In Australia, it's a meat pie, typically filled with gravy, cheese, and ground meat. In Austria, it's the Wiener schnitzel, a veal cutlet that's breaded and fried in butter. Canadians adore poutine, a combination of french fries, gravy, and cheese curds. And some countries, such as Italy, don't have just one national dish — there are just too many regions and specialty dishes to choose only one that will represent the whole country. Who could pick only one? 

Some countries have unofficial national dishes as well, such as the Kenyan nyama choma and the Singaporean black pepper crab (per DBE National). But there's more — the beautiful country of Scotland also has an unofficial national dish, and it's one of the most unusual foods you can try.

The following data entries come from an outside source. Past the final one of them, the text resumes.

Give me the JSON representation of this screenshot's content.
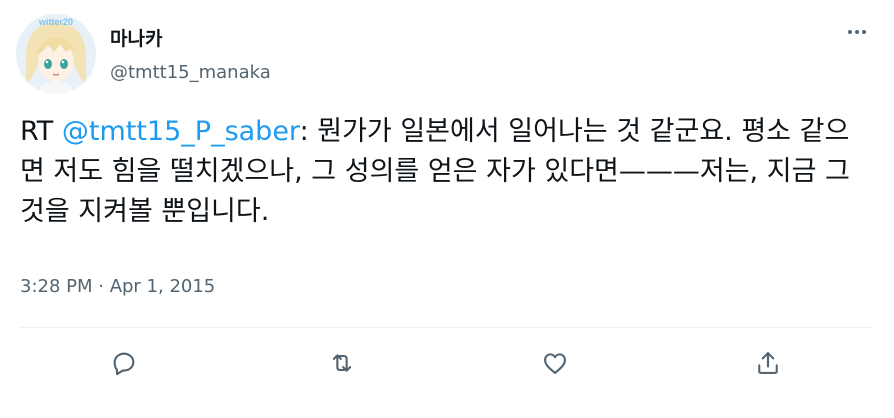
{
  "user": {
    "display_name": "마나카",
    "handle": "@tmtt15_manaka",
    "avatar_badge": "witter20"
  },
  "tweet": {
    "prefix": "RT ",
    "mention": "@tmtt15_P_saber",
    "body": ": 뭔가가 일본에서 일어나는 것 같군요. 평소 같으면 저도 힘을 떨치겠으나, 그 성의를 얻은 자가 있다면———저는, 지금 그것을 지켜볼 뿐입니다."
  },
  "meta": {
    "timestamp": "3:28 PM · Apr 1, 2015"
  },
  "actions": [
    {
      "name": "reply",
      "icon": "reply-icon"
    },
    {
      "name": "retweet",
      "icon": "retweet-icon"
    },
    {
      "name": "like",
      "icon": "heart-icon"
    },
    {
      "name": "share",
      "icon": "share-icon"
    }
  ],
  "colors": {
    "link": "#1d9bf0",
    "text": "#0f1419",
    "secondary": "#536471"
  }
}
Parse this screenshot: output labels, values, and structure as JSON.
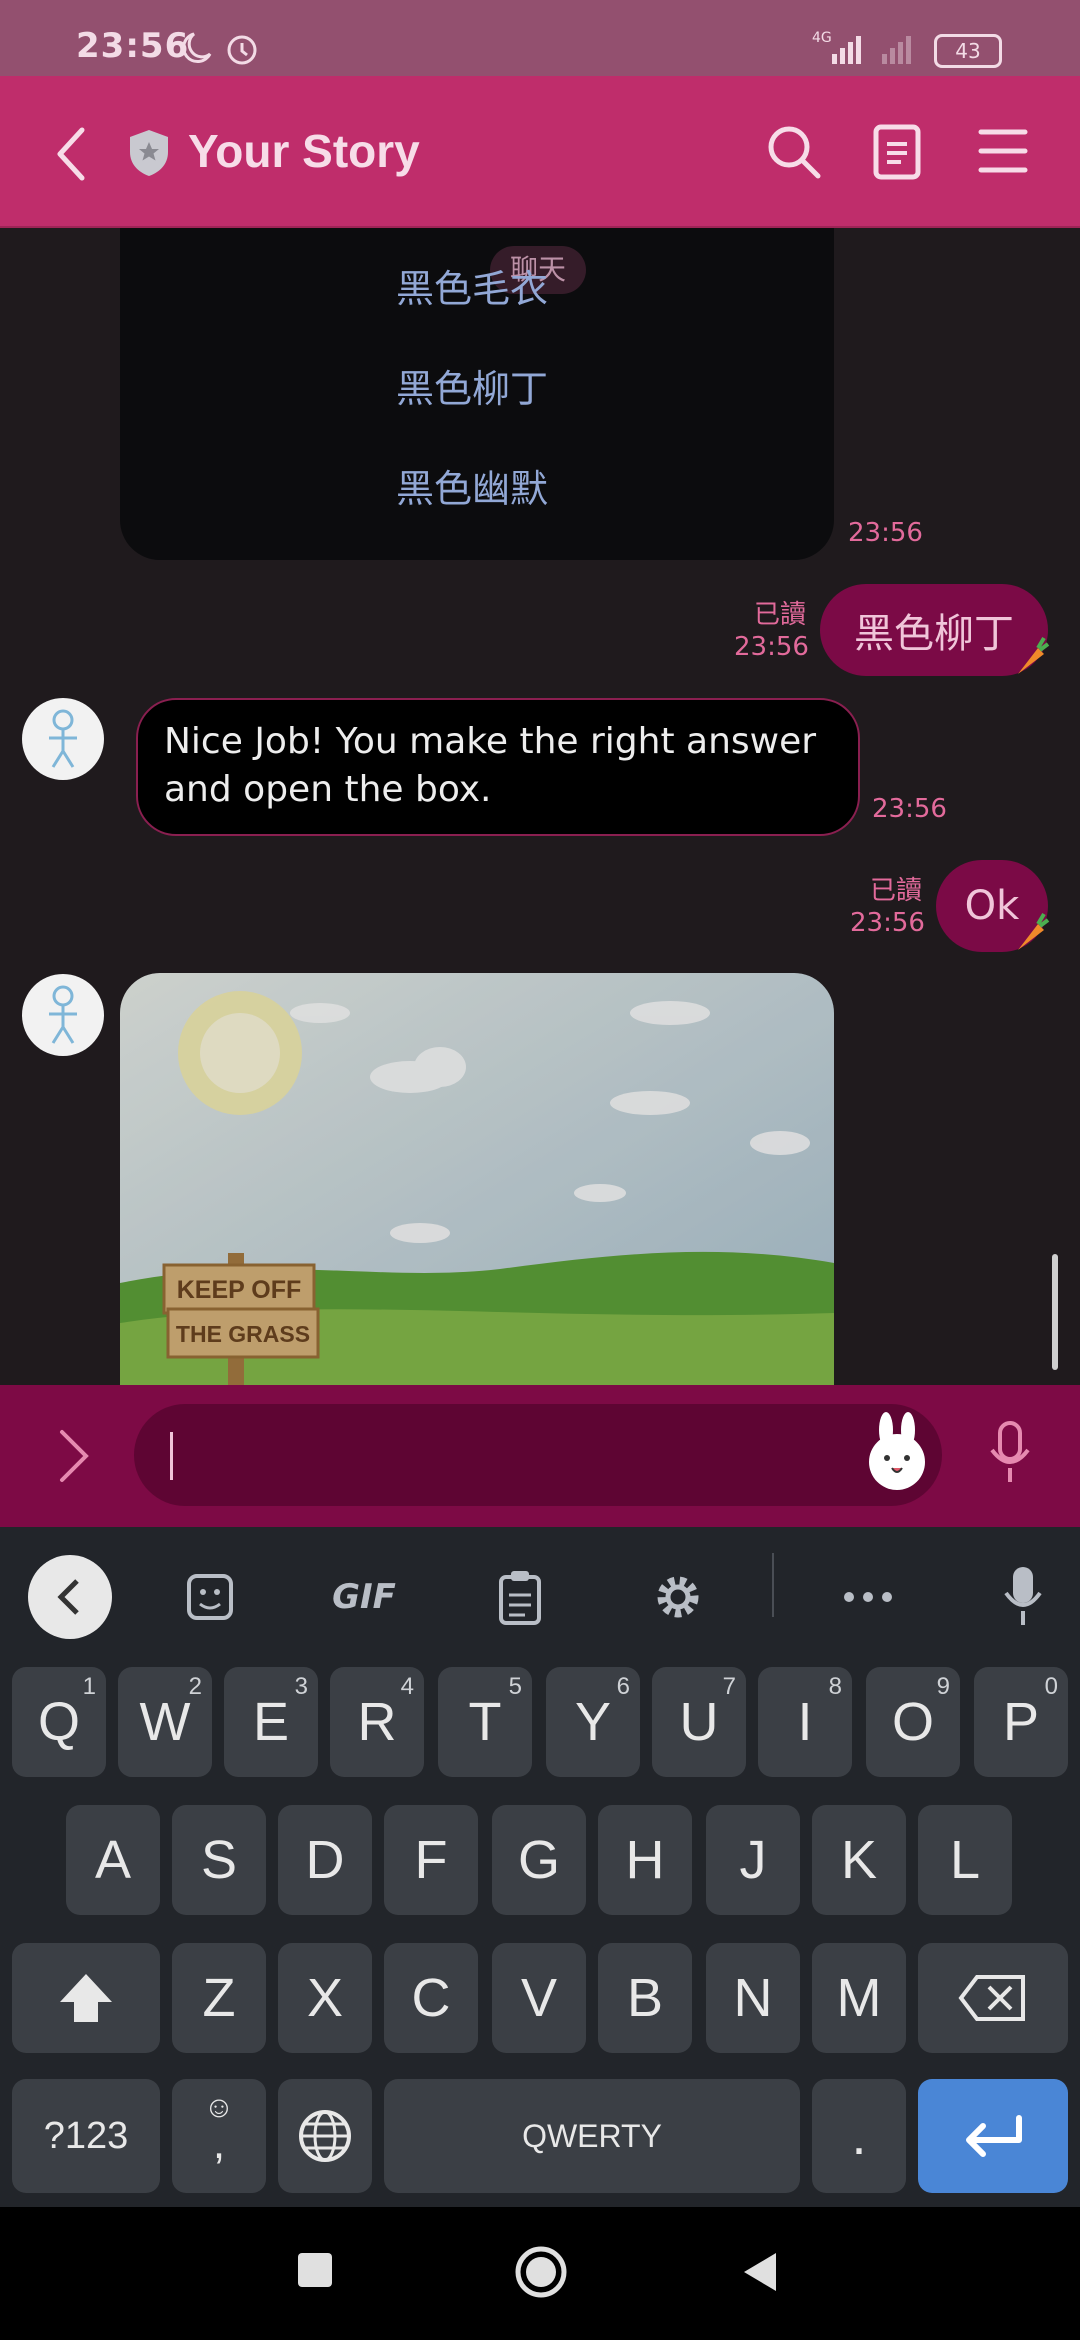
{
  "status_bar": {
    "time": "23:56",
    "network": "4G",
    "battery": "43"
  },
  "header": {
    "title": "Your Story"
  },
  "chat": {
    "menu_options": [
      "黑色毛衣",
      "黑色柳丁",
      "黑色幽默"
    ],
    "menu_overlay_text": "聊天",
    "menu_time": "23:56",
    "messages": [
      {
        "type": "outgoing",
        "text": "黑色柳丁",
        "read_label": "已讀",
        "time": "23:56"
      },
      {
        "type": "incoming",
        "text": "Nice Job! You make the right answer and open the box.",
        "time": "23:56"
      },
      {
        "type": "outgoing",
        "text": "Ok",
        "read_label": "已讀",
        "time": "23:56"
      },
      {
        "type": "incoming_image",
        "sign_line1": "KEEP OFF",
        "sign_line2": "THE GRASS"
      }
    ]
  },
  "keyboard": {
    "row1": [
      {
        "k": "Q",
        "n": "1"
      },
      {
        "k": "W",
        "n": "2"
      },
      {
        "k": "E",
        "n": "3"
      },
      {
        "k": "R",
        "n": "4"
      },
      {
        "k": "T",
        "n": "5"
      },
      {
        "k": "Y",
        "n": "6"
      },
      {
        "k": "U",
        "n": "7"
      },
      {
        "k": "I",
        "n": "8"
      },
      {
        "k": "O",
        "n": "9"
      },
      {
        "k": "P",
        "n": "0"
      }
    ],
    "row2": [
      "A",
      "S",
      "D",
      "F",
      "G",
      "H",
      "J",
      "K",
      "L"
    ],
    "row3": [
      "Z",
      "X",
      "C",
      "V",
      "B",
      "N",
      "M"
    ],
    "symbols_label": "?123",
    "comma_label": ",",
    "space_label": "QWERTY",
    "period_label": ".",
    "gif_label": "GIF"
  },
  "colors": {
    "header": "#bf2d6b",
    "bubble_out": "#7b0a46",
    "enter_key": "#4a86d6"
  }
}
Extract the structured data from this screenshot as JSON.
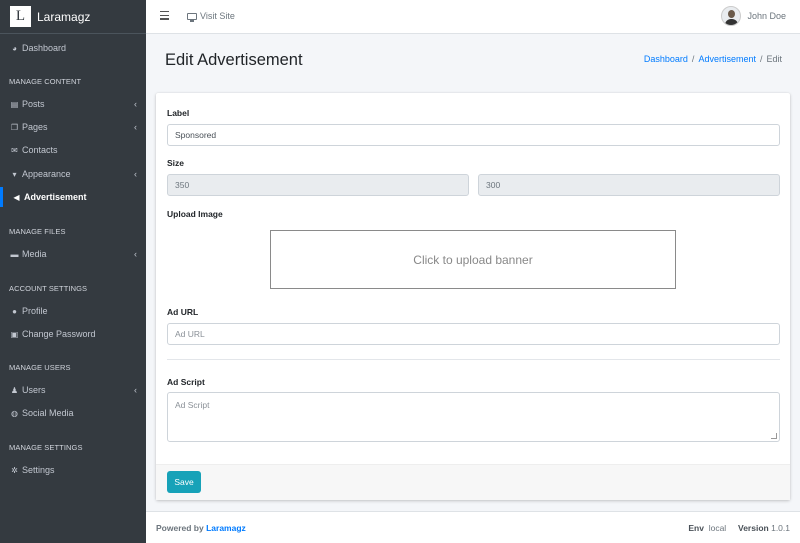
{
  "brand": {
    "logo_letter": "L",
    "name": "Laramagz"
  },
  "sidebar": {
    "dashboard": "Dashboard",
    "header_content": "MANAGE CONTENT",
    "posts": "Posts",
    "pages": "Pages",
    "contacts": "Contacts",
    "appearance": "Appearance",
    "advertisement": "Advertisement",
    "header_files": "MANAGE FILES",
    "media": "Media",
    "header_account": "ACCOUNT SETTINGS",
    "profile": "Profile",
    "change_password": "Change Password",
    "header_users": "MANAGE USERS",
    "users": "Users",
    "social_media": "Social Media",
    "header_settings": "MANAGE SETTINGS",
    "settings": "Settings",
    "chevron": "‹"
  },
  "topbar": {
    "visit_site": "Visit Site",
    "user_name": "John Doe"
  },
  "page": {
    "title": "Edit Advertisement",
    "breadcrumb": [
      "Dashboard",
      "Advertisement",
      "Edit"
    ],
    "breadcrumb_sep": "/"
  },
  "form": {
    "label_label": "Label",
    "label_value": "Sponsored",
    "size_label": "Size",
    "width_value": "350",
    "height_value": "300",
    "upload_label": "Upload Image",
    "upload_text": "Click to upload banner",
    "ad_url_label": "Ad URL",
    "ad_url_placeholder": "Ad URL",
    "ad_script_label": "Ad Script",
    "ad_script_placeholder": "Ad Script",
    "save_label": "Save"
  },
  "footer": {
    "powered_by": "Powered by",
    "powered_link": "Laramagz",
    "env_label": "Env",
    "env_value": "local",
    "version_label": "Version",
    "version_value": "1.0.1"
  },
  "colors": {
    "sidebar_bg": "#343a40",
    "accent": "#007bff",
    "save_button": "#17a2b8"
  }
}
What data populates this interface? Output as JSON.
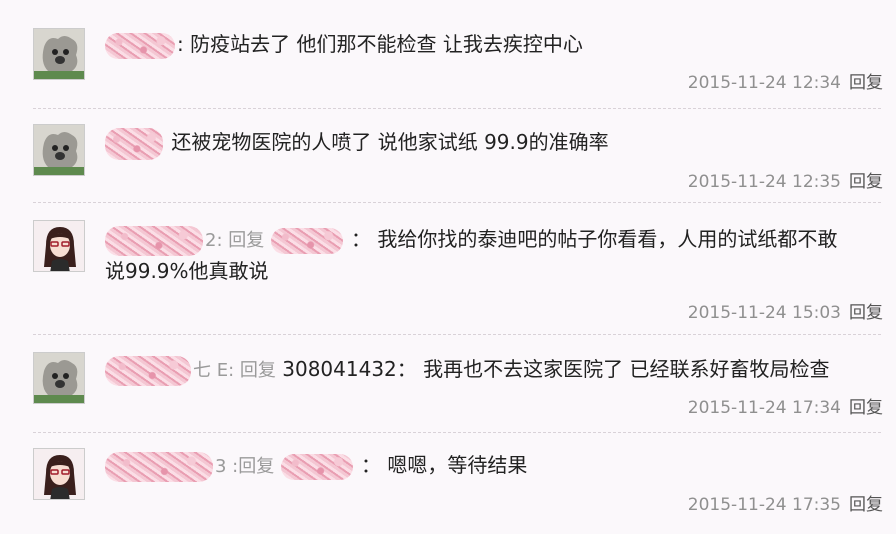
{
  "comments": [
    {
      "avatar": "dog-icon",
      "pre_text": ":",
      "reply_to": "",
      "text": "防疫站去了 他们那不能检查 让我去疾控中心",
      "timestamp": "2015-11-24 12:34",
      "reply_label": "回复"
    },
    {
      "avatar": "dog-icon",
      "pre_text": "",
      "reply_to": "",
      "text": "还被宠物医院的人喷了 说他家试纸 99.9的准确率",
      "timestamp": "2015-11-24 12:35",
      "reply_label": "回复"
    },
    {
      "avatar": "girl-icon",
      "pre_text": "2: 回复",
      "reply_to": "",
      "text": "： 我给你找的泰迪吧的帖子你看看，人用的试纸都不敢",
      "text_line2": "说99.9%他真敢说",
      "timestamp": "2015-11-24 15:03",
      "reply_label": "回复"
    },
    {
      "avatar": "dog-icon",
      "pre_text": "七  E: 回复",
      "reply_to": "308041432",
      "text": "： 我再也不去这家医院了 已经联系好畜牧局检查",
      "timestamp": "2015-11-24 17:34",
      "reply_label": "回复"
    },
    {
      "avatar": "girl-icon",
      "pre_text": "3  :回复",
      "reply_to": "",
      "text": "： 嗯嗯，等待结果",
      "timestamp": "2015-11-24 17:35",
      "reply_label": "回复"
    }
  ]
}
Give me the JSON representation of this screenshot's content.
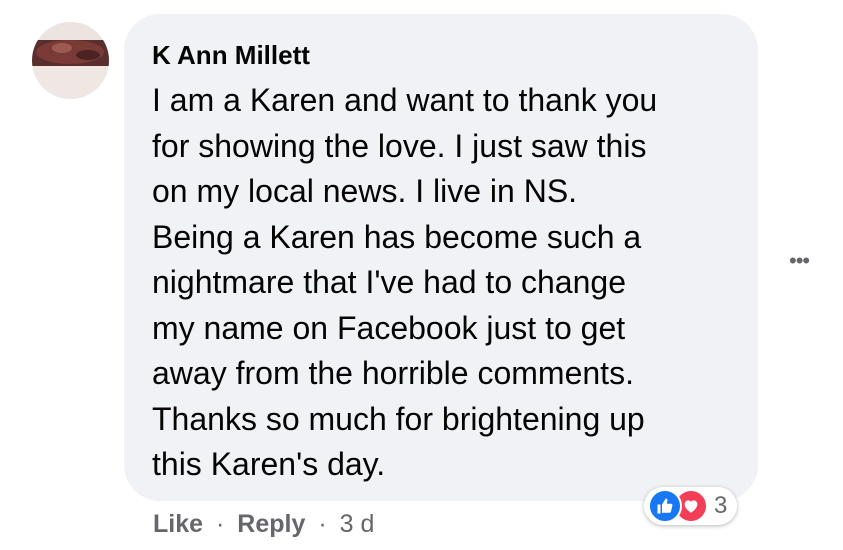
{
  "comment": {
    "author": "K Ann Millett",
    "text_lines": [
      "I am a Karen and want to thank you",
      "for showing the love. I just saw this",
      "on my local news. I live in NS.",
      "Being a Karen has become such a",
      "nightmare that I've had to change",
      "my name on Facebook just to get",
      "away from the horrible comments.",
      "Thanks so much for brightening up",
      "this Karen's day."
    ],
    "reactions": {
      "icons": [
        "like-icon",
        "love-icon"
      ],
      "count": "3",
      "like_color": "#1877f2",
      "love_color": "#f33e58"
    },
    "more_options_label": "•••"
  },
  "actions": {
    "like_label": "Like",
    "separator": "·",
    "reply_label": "Reply",
    "timestamp": "3 d"
  },
  "colors": {
    "bubble_background": "#f0f2f5",
    "text": "#050505",
    "secondary_text": "#65676b"
  }
}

Mars bars are dipped in batter and deep-fried in hot oil

The Scottish people must have some kind of a love affair with their deep fryers. How else would you explain the need to deep-fry just about every edible thing you can think of? Deep-fried pizza is served with brown sauce or salt and vinegar, while the deep-fried cheeseburger consists of a beef patty and a slice of cheese that are battered and fried without a bun (that's what the fried batter is there for). Don't worry; there are other deep-fried foods in Scotland, such as Cadbury chocolate eggs and the country's unofficial national dish: the glorious (and probably heart-attack-inducing) deep-fried Mars bar (per Anglotopia). 

Yes, Mars bars are dipped in batter, fried in hot fat or oil, and then served to hungry guests who like their food sweet and very unhealthy (per Glasgow School of English). The Culture Trip reports that the calorie-laden snack was invented in 1995 in Stonehaven's The Haven Chip Bar (now called The Carron). Interestingly, the Mars bars were initially dipped in the same batter that's used for making fish and chips. 

While this snack is sticky (and terribly unhealthy), the fact remains that it's one of Scotland's culinary symbols.